STUD manager Debbie Brown is refusing to leave the Cawarral property at the centre of a Hendra virus outbreak.
“Until someone can assure me I don't have a deadly disease, how can I risk passing it on to my children,” she said yesterday from inside the J4S Equine Nursery.
Government officials yesterday confirmed that a prized mare that died at the weekend was killed by the virus that is carried by flying foxes and can spread from horses to humans.
Debbie, who was sprayed with fluid from the horse before it died at the nursery on Cawarral Road, is angry and frustrated at the time it's taking to carry out tests that will reveal her fate.
There have been 11 Hendra virus outbreaks in horses in Australia. Four have led to human infection and three of the six people to contract it have died.
“I might have something that has killed three people,” she said. “But I can't have a test yet because there is a five-day incubation period.”
So, along with horseman Adrian Daniels, she's in self-imposed quarantine on the property.

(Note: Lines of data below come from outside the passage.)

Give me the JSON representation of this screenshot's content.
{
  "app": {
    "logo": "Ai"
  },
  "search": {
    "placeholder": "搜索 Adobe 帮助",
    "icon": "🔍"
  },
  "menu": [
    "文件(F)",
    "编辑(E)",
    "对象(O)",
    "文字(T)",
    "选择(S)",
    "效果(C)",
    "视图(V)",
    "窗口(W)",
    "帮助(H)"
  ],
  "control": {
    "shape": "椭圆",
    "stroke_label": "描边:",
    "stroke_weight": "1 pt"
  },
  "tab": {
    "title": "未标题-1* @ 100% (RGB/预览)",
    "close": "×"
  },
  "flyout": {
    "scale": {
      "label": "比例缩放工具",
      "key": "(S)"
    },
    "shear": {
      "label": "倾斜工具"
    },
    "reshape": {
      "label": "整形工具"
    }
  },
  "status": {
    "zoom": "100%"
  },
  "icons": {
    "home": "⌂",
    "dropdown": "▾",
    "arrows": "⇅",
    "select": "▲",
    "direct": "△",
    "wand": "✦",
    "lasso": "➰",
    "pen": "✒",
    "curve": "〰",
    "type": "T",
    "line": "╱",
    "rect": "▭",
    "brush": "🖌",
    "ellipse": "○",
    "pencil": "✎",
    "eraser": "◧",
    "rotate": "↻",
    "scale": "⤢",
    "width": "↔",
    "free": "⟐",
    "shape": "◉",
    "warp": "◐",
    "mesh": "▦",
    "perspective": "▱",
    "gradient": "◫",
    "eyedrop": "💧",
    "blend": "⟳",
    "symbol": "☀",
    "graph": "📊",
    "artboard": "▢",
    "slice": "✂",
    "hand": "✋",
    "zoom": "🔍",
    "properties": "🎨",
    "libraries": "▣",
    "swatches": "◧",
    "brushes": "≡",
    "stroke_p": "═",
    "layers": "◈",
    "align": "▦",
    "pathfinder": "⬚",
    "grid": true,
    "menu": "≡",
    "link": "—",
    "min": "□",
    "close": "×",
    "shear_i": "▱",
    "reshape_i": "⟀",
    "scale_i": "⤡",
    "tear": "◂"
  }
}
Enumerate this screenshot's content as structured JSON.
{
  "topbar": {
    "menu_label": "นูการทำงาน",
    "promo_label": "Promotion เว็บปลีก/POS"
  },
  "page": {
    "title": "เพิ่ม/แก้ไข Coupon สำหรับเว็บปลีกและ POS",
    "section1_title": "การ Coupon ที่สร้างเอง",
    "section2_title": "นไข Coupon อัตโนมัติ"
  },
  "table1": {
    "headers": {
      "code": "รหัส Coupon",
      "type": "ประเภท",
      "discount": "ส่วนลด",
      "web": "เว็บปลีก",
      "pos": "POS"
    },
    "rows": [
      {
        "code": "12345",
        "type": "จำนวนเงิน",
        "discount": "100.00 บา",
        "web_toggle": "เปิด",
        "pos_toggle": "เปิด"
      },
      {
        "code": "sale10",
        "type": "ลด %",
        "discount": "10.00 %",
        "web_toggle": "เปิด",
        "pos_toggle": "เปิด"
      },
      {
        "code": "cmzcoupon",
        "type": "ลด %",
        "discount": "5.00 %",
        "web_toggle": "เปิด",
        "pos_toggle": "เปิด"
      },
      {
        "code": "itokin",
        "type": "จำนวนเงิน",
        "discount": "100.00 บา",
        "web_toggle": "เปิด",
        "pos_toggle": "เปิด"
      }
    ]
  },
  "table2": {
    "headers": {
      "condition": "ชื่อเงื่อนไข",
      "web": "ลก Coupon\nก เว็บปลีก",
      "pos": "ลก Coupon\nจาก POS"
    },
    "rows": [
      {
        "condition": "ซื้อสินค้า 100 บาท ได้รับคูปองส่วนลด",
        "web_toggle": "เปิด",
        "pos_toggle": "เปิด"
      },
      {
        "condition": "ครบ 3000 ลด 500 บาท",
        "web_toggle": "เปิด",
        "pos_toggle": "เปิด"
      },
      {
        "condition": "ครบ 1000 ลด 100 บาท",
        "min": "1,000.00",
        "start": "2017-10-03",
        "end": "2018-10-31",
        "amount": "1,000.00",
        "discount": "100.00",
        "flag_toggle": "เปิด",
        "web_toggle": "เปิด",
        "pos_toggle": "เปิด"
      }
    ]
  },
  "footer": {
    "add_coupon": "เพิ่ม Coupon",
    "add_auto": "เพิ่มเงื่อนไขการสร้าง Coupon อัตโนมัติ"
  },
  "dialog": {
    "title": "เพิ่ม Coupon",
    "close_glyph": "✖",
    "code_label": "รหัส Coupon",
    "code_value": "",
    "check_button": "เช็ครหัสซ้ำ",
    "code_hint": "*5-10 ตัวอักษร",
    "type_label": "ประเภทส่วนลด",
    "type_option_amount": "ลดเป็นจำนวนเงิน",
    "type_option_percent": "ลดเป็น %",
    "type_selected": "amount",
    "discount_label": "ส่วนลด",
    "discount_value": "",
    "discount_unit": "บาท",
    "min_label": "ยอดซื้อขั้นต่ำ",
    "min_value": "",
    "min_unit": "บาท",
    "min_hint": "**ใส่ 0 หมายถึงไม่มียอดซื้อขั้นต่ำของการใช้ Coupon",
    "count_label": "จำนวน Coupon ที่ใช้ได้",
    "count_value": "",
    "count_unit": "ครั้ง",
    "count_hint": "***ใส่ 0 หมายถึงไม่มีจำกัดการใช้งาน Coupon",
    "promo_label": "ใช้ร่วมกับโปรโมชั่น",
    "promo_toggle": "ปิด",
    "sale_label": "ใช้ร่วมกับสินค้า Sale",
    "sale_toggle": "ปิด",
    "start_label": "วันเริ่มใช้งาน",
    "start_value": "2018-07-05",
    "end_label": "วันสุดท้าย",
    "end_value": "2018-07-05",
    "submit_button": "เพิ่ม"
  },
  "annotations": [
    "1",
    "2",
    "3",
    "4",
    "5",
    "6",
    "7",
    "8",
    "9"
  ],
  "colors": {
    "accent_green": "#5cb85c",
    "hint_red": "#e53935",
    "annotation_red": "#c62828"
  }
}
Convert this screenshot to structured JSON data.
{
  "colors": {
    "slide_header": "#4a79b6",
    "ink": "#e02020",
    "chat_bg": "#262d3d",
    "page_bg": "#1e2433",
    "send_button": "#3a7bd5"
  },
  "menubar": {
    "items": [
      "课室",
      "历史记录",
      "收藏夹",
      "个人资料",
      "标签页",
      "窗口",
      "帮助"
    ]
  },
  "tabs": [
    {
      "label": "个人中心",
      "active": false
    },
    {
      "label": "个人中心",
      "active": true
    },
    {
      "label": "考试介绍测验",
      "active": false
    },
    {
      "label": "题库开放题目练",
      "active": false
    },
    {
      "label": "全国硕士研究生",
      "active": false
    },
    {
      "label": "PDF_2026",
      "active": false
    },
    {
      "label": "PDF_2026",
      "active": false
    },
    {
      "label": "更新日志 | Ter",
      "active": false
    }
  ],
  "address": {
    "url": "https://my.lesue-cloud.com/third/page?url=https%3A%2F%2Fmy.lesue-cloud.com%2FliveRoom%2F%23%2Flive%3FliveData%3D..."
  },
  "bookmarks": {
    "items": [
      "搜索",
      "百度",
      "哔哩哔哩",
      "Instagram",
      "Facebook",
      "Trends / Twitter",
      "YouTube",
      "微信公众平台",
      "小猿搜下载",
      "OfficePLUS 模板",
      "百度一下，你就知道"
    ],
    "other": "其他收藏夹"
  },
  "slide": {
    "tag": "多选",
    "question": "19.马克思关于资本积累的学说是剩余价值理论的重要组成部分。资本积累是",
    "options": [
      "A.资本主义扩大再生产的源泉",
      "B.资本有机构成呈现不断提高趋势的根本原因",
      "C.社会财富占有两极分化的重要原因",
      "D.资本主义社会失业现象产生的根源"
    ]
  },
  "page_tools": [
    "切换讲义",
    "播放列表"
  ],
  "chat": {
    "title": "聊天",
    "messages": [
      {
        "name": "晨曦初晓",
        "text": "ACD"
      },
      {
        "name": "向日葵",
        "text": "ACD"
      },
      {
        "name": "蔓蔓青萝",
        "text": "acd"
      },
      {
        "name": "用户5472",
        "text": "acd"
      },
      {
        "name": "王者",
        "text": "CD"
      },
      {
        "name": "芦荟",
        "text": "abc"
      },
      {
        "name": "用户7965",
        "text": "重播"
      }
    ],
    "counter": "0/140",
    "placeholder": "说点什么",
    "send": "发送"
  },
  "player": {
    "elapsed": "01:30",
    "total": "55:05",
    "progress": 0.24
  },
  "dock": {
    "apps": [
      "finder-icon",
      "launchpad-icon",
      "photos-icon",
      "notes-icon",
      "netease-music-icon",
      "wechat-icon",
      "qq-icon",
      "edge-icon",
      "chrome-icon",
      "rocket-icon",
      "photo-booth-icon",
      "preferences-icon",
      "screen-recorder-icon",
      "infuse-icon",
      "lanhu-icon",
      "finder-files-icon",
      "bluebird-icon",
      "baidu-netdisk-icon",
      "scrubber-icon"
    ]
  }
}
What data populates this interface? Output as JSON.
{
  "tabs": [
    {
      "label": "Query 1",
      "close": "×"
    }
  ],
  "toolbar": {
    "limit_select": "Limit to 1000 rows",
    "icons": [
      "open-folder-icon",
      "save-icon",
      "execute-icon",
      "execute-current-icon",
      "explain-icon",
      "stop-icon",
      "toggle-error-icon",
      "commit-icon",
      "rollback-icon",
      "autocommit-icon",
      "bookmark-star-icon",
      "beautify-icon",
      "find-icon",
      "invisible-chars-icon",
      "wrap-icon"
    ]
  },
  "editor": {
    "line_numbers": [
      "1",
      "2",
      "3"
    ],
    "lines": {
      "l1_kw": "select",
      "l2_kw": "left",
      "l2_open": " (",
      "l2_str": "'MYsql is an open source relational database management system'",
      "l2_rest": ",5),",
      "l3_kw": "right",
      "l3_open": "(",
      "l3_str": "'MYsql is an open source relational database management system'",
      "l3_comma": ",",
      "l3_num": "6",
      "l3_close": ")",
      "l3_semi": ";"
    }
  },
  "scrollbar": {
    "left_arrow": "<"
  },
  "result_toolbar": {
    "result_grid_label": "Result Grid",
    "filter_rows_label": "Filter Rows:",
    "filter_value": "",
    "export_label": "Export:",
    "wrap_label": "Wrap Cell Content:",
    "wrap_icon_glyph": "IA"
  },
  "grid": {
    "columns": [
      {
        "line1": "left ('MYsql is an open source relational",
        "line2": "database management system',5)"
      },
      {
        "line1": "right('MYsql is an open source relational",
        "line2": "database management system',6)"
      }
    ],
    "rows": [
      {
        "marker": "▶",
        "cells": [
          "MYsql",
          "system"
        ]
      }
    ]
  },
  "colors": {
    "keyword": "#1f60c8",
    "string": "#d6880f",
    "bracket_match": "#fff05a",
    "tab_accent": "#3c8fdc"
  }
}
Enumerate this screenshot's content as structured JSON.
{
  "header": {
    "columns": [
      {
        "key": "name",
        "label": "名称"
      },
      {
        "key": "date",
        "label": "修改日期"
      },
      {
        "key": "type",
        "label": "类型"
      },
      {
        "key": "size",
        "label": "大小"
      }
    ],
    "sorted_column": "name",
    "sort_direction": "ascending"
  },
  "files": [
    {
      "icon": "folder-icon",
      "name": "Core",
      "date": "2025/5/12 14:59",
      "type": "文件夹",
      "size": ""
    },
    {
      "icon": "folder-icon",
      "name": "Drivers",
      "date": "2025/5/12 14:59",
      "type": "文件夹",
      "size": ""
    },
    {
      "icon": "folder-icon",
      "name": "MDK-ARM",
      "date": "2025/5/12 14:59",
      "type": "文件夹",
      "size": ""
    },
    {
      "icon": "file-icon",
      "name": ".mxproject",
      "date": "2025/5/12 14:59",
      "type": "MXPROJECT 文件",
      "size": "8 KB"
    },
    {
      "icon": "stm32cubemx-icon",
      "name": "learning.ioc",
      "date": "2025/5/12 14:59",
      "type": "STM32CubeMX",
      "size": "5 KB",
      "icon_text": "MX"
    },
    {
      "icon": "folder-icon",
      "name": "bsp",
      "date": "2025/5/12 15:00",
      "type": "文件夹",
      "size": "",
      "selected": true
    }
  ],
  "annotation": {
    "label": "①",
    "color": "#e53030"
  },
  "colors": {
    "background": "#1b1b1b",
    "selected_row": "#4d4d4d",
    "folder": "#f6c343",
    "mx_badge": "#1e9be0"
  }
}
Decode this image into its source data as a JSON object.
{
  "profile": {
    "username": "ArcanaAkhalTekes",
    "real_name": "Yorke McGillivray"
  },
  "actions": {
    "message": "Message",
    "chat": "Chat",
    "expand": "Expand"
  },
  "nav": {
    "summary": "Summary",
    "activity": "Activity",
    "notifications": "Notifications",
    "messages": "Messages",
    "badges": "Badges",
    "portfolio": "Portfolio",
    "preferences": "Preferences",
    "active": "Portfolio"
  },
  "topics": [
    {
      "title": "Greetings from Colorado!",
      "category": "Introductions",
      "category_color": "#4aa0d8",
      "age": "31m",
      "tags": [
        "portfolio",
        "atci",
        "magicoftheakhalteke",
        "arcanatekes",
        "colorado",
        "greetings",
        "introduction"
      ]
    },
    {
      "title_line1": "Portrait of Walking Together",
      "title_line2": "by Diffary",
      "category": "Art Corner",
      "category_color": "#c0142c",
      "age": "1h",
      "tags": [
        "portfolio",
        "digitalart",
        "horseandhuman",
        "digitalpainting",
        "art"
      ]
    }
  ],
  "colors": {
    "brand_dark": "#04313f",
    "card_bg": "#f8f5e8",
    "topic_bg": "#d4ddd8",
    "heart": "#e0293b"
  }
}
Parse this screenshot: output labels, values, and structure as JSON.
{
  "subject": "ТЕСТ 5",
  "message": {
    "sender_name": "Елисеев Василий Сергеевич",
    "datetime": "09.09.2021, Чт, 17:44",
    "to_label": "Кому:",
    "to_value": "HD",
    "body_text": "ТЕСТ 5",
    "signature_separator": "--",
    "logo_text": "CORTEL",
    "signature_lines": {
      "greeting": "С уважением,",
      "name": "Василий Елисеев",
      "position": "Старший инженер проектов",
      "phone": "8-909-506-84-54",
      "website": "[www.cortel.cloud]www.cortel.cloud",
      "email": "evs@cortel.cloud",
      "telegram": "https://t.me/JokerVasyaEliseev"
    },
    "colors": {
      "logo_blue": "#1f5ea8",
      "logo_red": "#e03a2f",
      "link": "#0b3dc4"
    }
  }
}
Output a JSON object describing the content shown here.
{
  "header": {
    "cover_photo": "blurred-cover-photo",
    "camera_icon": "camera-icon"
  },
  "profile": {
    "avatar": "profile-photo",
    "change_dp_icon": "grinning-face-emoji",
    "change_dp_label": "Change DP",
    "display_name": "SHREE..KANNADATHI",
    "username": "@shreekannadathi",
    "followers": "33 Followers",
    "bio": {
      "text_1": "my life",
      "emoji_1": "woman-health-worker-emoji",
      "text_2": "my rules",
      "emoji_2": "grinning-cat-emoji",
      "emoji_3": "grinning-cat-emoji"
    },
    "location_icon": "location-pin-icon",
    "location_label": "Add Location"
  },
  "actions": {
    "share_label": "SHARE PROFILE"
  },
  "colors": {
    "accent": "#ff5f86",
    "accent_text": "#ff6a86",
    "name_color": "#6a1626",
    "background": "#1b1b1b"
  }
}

“I've been told that if I get scrubbed with the right combination of chemicals, I can go home. But no one can give me any assurance that I am not carrying this disease, so how can I leave?”
With children aged 17 and 14, she's taking no chances, but she's not lost her sense of humour.
Asked how she was feeling, she said: “I have a headache, but that might be the beer.
“If anyone wants to leave a case of XXXX heavy at the front gate in lieu of flowers, that would be good.”
Debbie and vet Paul McCosker from Yeppoon called the Biosecurity Queensland hotline on Saturday when samples were taken from the horse.
The mare, Jackowah's Regal Princess, was being prepared for the Magic Millions performance horse sale.
The vet was first called on Thursday when it first showed signs of illness. By Friday it was gravely ill and a vet prescribed antibiotics.
Nursery co-owner John Brady said yesterday he feared other horses would have to be destroyed and told reporters he thought his business would be devastated.
Yesterday afternoon, as scientists carried out tests on the 30 horses at the nursery, a hurriedly scribbled sign warned visitors to stay away.
Next to it was a small official notice about the quarantine advising that anyone who enters the property faces a fine of 1000 penalty points and up to a year in prison.
Debbie said she was convinced the outbreak was caused by a bat defecating in the horses' water or feed.
“When the concerns were first raised on Saturday tests were carried out but it took 36 hours to get samples to a laboratory. I'm afraid that delay is unacceptable to me.”
Nursery owners John and Christine Brady have been in Brisbane and were not exposed to the affected horse.
But other staff were in direct contact.
The nursery keeps thoroughbreds and show horses and prepares clients' horses for breeding and sales.
There were a number of horses clearly visible from the road on the property yesterday.